## DESCRIPTION OF THE TASK
Leaving out the images, please output every entry exactly as it appears.

[Records contained in a dataset]
Start of Block

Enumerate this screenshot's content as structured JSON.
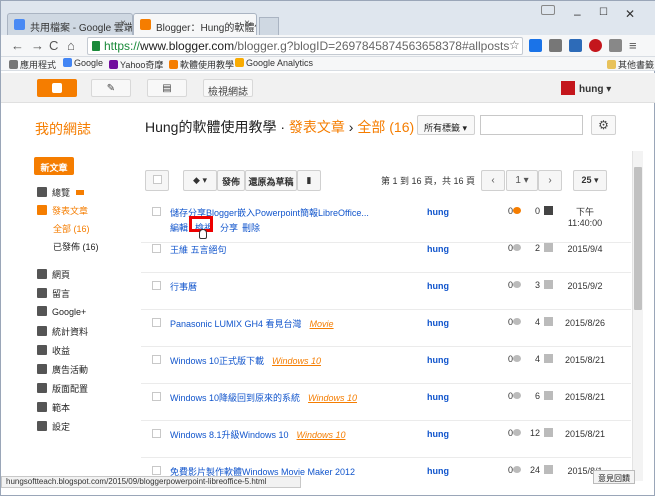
{
  "browser": {
    "tabs": [
      {
        "title": "共用檔案 - Google 雲端硬碟",
        "icon_color": "#4a8af4"
      },
      {
        "title": "Blogger：Hung的軟體使用教學",
        "icon_color": "#f57d00"
      }
    ],
    "url_scheme": "https://",
    "url_host": "www.blogger.com",
    "url_path": "/blogger.g?blogID=2697845874563658378#allposts",
    "bookmarks": [
      {
        "label": "應用程式",
        "icon_color": "#777"
      },
      {
        "label": "Google",
        "icon_color": "#4285f4"
      },
      {
        "label": "Yahoo奇摩",
        "icon_color": "#720e9e"
      },
      {
        "label": "軟體使用教學",
        "icon_color": "#f57d00"
      },
      {
        "label": "Google Analytics",
        "icon_color": "#f9ab00"
      }
    ],
    "other_bookmarks": "其他書籤"
  },
  "header": {
    "view_blog": "檢視網誌",
    "user": "hung"
  },
  "blog": {
    "sidebar_title": "我的網誌",
    "crumb_blog": "Hung的軟體使用教學",
    "crumb_section": "發表文章",
    "crumb_filter": "全部 (16)",
    "labels_btn": "所有標籤"
  },
  "sidebar": {
    "new_post": "新文章",
    "items": [
      {
        "label": "總覽"
      },
      {
        "label": "發表文章"
      },
      {
        "label": "全部 (16)"
      },
      {
        "label": "已發佈 (16)"
      },
      {
        "label": "網頁"
      },
      {
        "label": "留言"
      },
      {
        "label": "Google+"
      },
      {
        "label": "統計資料"
      },
      {
        "label": "收益"
      },
      {
        "label": "廣告活動"
      },
      {
        "label": "版面配置"
      },
      {
        "label": "範本"
      },
      {
        "label": "設定"
      }
    ]
  },
  "toolbar": {
    "publish": "發佈",
    "revert": "還原為草稿",
    "page_info": "第 1 到 16 頁，共 16 頁",
    "page": "1",
    "per_page": "25"
  },
  "posts": [
    {
      "title": "儲存分享Blogger嵌入Powerpoint簡報LibreOffice...",
      "label": "",
      "author": "hung",
      "comments": "0",
      "views": "0",
      "date": "下午",
      "date2": "11:40:00",
      "edit": "編輯",
      "preview": "檢視",
      "share": "分享",
      "delete": "刪除"
    },
    {
      "title": "王維 五言絕句",
      "label": "",
      "author": "hung",
      "comments": "0",
      "views": "2",
      "date": "2015/9/4",
      "date2": ""
    },
    {
      "title": "行事曆",
      "label": "",
      "author": "hung",
      "comments": "0",
      "views": "3",
      "date": "2015/9/2",
      "date2": ""
    },
    {
      "title": "Panasonic LUMIX GH4 看見台灣",
      "label": "Movie",
      "author": "hung",
      "comments": "0",
      "views": "4",
      "date": "2015/8/26",
      "date2": ""
    },
    {
      "title": "Windows 10正式版下載",
      "label": "Windows 10",
      "author": "hung",
      "comments": "0",
      "views": "4",
      "date": "2015/8/21",
      "date2": ""
    },
    {
      "title": "Windows 10降級回到原來的系統",
      "label": "Windows 10",
      "author": "hung",
      "comments": "0",
      "views": "6",
      "date": "2015/8/21",
      "date2": ""
    },
    {
      "title": "Windows 8.1升級Windows 10",
      "label": "Windows 10",
      "author": "hung",
      "comments": "0",
      "views": "12",
      "date": "2015/8/21",
      "date2": ""
    },
    {
      "title": "免費影片製作軟體Windows Movie Maker 2012",
      "label": "",
      "author": "hung",
      "comments": "0",
      "views": "24",
      "date": "2015/8/1",
      "date2": ""
    }
  ],
  "status_url": "hungsoftteach.blogspot.com/2015/09/bloggerpowerpoint-libreoffice-5.html",
  "feedback": "意見回饋",
  "colors": {
    "accent": "#f57d00",
    "link": "#1155cc"
  }
}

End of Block

## TASK ANSWER
Enumerate this screenshot's content as structured JSON.
{
  "browser": {
    "tabs": [
      {
        "title": "共用檔案 - Google 雲端硬碟",
        "icon_color": "#4a8af4"
      },
      {
        "title": "Blogger：Hung的軟體使用教學",
        "icon_color": "#f57d00"
      }
    ],
    "url_scheme": "https://",
    "url_host": "www.blogger.com",
    "url_path": "/blogger.g?blogID=2697845874563658378#allposts",
    "bookmarks": [
      {
        "label": "應用程式",
        "icon_color": "#777"
      },
      {
        "label": "Google",
        "icon_color": "#4285f4"
      },
      {
        "label": "Yahoo奇摩",
        "icon_color": "#720e9e"
      },
      {
        "label": "軟體使用教學",
        "icon_color": "#f57d00"
      },
      {
        "label": "Google Analytics",
        "icon_color": "#f9ab00"
      }
    ],
    "other_bookmarks": "其他書籤"
  },
  "header": {
    "view_blog": "檢視網誌",
    "user": "hung"
  },
  "blog": {
    "sidebar_title": "我的網誌",
    "crumb_blog": "Hung的軟體使用教學",
    "crumb_section": "發表文章",
    "crumb_filter": "全部 (16)",
    "labels_btn": "所有標籤"
  },
  "sidebar": {
    "new_post": "新文章",
    "items": [
      {
        "label": "總覽"
      },
      {
        "label": "發表文章"
      },
      {
        "label": "全部 (16)"
      },
      {
        "label": "已發佈 (16)"
      },
      {
        "label": "網頁"
      },
      {
        "label": "留言"
      },
      {
        "label": "Google+"
      },
      {
        "label": "統計資料"
      },
      {
        "label": "收益"
      },
      {
        "label": "廣告活動"
      },
      {
        "label": "版面配置"
      },
      {
        "label": "範本"
      },
      {
        "label": "設定"
      }
    ]
  },
  "toolbar": {
    "publish": "發佈",
    "revert": "還原為草稿",
    "page_info": "第 1 到 16 頁，共 16 頁",
    "page": "1",
    "per_page": "25"
  },
  "posts": [
    {
      "title": "儲存分享Blogger嵌入Powerpoint簡報LibreOffice...",
      "label": "",
      "author": "hung",
      "comments": "0",
      "views": "0",
      "date": "下午",
      "date2": "11:40:00",
      "edit": "編輯",
      "preview": "檢視",
      "share": "分享",
      "delete": "刪除"
    },
    {
      "title": "王維 五言絕句",
      "label": "",
      "author": "hung",
      "comments": "0",
      "views": "2",
      "date": "2015/9/4",
      "date2": ""
    },
    {
      "title": "行事曆",
      "label": "",
      "author": "hung",
      "comments": "0",
      "views": "3",
      "date": "2015/9/2",
      "date2": ""
    },
    {
      "title": "Panasonic LUMIX GH4 看見台灣",
      "label": "Movie",
      "author": "hung",
      "comments": "0",
      "views": "4",
      "date": "2015/8/26",
      "date2": ""
    },
    {
      "title": "Windows 10正式版下載",
      "label": "Windows 10",
      "author": "hung",
      "comments": "0",
      "views": "4",
      "date": "2015/8/21",
      "date2": ""
    },
    {
      "title": "Windows 10降級回到原來的系統",
      "label": "Windows 10",
      "author": "hung",
      "comments": "0",
      "views": "6",
      "date": "2015/8/21",
      "date2": ""
    },
    {
      "title": "Windows 8.1升級Windows 10",
      "label": "Windows 10",
      "author": "hung",
      "comments": "0",
      "views": "12",
      "date": "2015/8/21",
      "date2": ""
    },
    {
      "title": "免費影片製作軟體Windows Movie Maker 2012",
      "label": "",
      "author": "hung",
      "comments": "0",
      "views": "24",
      "date": "2015/8/1",
      "date2": ""
    }
  ],
  "status_url": "hungsoftteach.blogspot.com/2015/09/bloggerpowerpoint-libreoffice-5.html",
  "feedback": "意見回饋",
  "colors": {
    "accent": "#f57d00",
    "link": "#1155cc"
  }
}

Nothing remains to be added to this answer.